Postgraduate perspectives and speculations on the market in



Wednesday 10 th December Session K 14.15-16.15

Programme number: K7.4

Research Domain: Student Experiences

Martin Gough

University of Kent, United Kingdom

Diffrentiation in Higher Education: postgraduate perspectives and speculations (0372)

When the UK Government introduced a fee level at the point of entry for Home students on undergraduate programmes, the debate was focused upon widening participation into higher education. That debate was to be settled empirically but the aspect of the intervention tending to be overlooked was the effect on access to postgraduate study for those shouldering greater debt and unable to pay it off at this stage. There has been for a long time a semi-market in postgraduate programme fees. Research council funded research students are a small minority. Most find other means of support and many choose the part-time study option. Fees for part-time study have for a long time varied across the sector, where less popular institutions' subject areas see the need to loss-lead to ensure a critical mass of research-active individuals. Since the mid-1990s, the research councils have shifted resources relatively into research degree programmes and away from taught masters programmes, making it harder to study at higher degree level in subjects less "jobmarketable", and making more room for fee levels above economic cost for more jobmarketable programmes. And all this is without considering the International postgraduate student dimension, concerning which there has been more variation in fee levels, tending towards an implicit "cash cow" policy to hold up the postgraduate infrastructure of institutions.

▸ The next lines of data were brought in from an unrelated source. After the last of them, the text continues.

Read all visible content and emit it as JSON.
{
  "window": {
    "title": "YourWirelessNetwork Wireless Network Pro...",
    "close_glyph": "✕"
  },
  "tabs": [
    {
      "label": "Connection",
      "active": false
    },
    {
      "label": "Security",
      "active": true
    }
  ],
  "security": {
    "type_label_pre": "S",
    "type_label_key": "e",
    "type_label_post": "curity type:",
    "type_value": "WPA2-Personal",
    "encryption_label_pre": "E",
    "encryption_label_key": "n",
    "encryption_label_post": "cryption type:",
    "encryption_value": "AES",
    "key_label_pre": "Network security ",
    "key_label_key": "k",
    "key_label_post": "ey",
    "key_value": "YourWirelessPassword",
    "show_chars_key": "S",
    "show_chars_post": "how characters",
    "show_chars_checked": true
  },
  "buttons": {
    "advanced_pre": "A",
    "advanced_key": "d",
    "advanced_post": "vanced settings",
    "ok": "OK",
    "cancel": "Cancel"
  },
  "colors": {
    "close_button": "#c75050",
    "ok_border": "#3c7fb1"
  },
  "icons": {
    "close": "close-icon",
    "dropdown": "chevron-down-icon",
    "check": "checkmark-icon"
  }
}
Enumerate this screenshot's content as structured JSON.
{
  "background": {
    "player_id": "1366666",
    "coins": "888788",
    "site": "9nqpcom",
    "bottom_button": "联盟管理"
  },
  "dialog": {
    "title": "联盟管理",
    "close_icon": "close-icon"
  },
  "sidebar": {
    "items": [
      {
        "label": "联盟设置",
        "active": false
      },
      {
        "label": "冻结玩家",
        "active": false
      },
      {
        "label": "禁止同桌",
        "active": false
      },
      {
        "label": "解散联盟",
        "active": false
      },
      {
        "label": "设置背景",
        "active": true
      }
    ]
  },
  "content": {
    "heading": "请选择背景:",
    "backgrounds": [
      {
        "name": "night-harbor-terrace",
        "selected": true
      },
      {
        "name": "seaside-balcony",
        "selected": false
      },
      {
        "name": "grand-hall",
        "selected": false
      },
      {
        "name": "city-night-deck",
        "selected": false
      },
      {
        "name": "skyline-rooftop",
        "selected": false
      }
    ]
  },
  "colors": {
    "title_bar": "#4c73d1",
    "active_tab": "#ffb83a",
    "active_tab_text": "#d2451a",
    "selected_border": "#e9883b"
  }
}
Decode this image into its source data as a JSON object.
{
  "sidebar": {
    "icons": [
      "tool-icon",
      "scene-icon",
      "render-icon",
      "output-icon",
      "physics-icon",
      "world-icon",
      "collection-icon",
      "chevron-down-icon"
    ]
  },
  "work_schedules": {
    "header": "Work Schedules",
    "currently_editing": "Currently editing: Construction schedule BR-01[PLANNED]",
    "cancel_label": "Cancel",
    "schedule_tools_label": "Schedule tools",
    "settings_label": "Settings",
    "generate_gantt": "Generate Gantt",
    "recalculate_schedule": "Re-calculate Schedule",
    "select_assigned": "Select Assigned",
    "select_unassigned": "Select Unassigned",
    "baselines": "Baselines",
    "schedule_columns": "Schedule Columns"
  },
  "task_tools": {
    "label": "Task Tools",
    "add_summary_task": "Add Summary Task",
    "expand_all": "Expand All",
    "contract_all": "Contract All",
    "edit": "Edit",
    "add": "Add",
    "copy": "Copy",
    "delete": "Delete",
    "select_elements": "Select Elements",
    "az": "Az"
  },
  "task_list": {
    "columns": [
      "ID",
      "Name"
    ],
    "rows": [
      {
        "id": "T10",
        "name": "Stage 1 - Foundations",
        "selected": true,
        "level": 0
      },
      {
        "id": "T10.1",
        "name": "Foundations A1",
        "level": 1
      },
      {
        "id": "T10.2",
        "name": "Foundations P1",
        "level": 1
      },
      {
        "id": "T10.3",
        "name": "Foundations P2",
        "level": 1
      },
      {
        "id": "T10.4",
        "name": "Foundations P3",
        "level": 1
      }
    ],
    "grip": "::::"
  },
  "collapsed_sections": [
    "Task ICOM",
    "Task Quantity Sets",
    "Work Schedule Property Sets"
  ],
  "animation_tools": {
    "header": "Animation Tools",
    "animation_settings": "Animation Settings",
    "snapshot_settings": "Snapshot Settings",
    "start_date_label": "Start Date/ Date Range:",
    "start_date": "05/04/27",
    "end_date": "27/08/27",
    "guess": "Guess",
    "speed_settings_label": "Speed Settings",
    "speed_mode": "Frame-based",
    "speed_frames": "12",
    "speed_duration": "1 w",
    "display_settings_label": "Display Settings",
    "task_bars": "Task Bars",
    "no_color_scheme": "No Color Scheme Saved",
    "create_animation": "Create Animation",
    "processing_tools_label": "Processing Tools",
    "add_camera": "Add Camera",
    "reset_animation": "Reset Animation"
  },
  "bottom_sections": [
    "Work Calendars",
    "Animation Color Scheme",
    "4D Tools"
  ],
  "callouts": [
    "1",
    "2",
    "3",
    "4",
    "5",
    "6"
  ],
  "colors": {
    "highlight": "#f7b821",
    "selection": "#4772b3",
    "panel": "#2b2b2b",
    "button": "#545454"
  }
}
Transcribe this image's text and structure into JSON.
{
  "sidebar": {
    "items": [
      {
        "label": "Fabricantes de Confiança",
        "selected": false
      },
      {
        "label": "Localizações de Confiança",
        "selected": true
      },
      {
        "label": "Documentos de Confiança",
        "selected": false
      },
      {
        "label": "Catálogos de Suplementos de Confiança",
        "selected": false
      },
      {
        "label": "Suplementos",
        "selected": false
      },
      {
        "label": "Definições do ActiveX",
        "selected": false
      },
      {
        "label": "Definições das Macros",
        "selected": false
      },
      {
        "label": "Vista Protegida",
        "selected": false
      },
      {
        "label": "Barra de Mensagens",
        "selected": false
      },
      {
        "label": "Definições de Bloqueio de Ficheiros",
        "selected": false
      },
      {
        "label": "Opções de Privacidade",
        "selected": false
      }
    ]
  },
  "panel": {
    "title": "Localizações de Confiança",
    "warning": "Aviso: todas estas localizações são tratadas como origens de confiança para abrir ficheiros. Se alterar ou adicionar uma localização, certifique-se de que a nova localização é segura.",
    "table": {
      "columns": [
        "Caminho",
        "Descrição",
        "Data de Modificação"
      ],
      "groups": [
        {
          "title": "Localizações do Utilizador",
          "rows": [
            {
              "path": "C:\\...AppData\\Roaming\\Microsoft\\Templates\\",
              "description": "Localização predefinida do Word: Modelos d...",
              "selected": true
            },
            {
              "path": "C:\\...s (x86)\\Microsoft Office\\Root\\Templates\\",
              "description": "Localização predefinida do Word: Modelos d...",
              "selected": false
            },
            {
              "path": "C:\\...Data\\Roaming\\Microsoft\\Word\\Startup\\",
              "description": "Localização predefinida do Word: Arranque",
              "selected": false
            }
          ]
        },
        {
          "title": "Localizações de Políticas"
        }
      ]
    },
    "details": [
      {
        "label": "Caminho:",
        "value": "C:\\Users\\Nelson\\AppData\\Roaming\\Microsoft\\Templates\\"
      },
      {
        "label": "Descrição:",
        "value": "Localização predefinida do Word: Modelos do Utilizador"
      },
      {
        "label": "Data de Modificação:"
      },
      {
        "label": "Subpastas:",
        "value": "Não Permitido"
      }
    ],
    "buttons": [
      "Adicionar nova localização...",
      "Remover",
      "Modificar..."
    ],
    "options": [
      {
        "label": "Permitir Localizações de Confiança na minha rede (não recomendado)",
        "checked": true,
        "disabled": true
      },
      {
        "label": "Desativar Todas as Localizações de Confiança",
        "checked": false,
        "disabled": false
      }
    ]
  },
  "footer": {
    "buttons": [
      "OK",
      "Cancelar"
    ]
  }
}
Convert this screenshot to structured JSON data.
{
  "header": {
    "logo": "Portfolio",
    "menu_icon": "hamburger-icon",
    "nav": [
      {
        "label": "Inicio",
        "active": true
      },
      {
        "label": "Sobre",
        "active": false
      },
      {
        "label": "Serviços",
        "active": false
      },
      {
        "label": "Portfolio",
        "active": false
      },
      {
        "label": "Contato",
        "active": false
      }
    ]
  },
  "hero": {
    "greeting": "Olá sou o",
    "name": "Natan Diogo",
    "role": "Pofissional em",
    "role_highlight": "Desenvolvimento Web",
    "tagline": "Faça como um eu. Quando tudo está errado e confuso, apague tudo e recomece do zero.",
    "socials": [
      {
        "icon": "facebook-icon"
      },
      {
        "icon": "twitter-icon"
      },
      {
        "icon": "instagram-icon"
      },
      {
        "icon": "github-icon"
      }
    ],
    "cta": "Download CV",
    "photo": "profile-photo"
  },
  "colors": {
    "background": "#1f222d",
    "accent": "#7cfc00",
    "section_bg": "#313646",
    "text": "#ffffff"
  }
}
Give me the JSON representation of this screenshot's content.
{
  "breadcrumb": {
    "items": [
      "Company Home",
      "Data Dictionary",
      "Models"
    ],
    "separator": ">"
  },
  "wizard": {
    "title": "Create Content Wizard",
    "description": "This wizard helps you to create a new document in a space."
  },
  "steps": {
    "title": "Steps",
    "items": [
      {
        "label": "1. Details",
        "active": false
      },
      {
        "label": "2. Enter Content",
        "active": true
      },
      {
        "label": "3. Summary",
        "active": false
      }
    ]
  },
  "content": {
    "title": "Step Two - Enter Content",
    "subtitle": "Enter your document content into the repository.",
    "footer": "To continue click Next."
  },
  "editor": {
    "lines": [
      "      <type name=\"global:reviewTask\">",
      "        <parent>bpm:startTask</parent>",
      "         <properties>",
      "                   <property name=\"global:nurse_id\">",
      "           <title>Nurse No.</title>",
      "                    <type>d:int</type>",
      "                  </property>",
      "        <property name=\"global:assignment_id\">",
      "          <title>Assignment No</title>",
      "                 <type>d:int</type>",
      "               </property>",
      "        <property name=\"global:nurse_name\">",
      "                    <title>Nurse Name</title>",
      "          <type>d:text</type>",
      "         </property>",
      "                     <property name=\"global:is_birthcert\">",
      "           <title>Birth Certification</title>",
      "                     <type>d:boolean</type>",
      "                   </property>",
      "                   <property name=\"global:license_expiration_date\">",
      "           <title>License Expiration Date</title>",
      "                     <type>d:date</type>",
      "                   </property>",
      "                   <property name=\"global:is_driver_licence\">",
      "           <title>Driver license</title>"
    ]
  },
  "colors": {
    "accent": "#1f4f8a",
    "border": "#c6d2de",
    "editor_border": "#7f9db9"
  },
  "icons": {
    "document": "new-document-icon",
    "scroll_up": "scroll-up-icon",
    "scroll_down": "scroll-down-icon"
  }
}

Overall, the situation within the postgraduate domain is and has been highly complex, but the increasing market trend, strengthened by the non-market action of the research councils, sees higher fee levels and higher proportions of International postgraduates and others who can find the financial means, concentrated in Russell Group institutions rather than elsewhere. This presentation responds to the symposium by providing a perspective on this situation via HESA data and a snap survey of the student experience.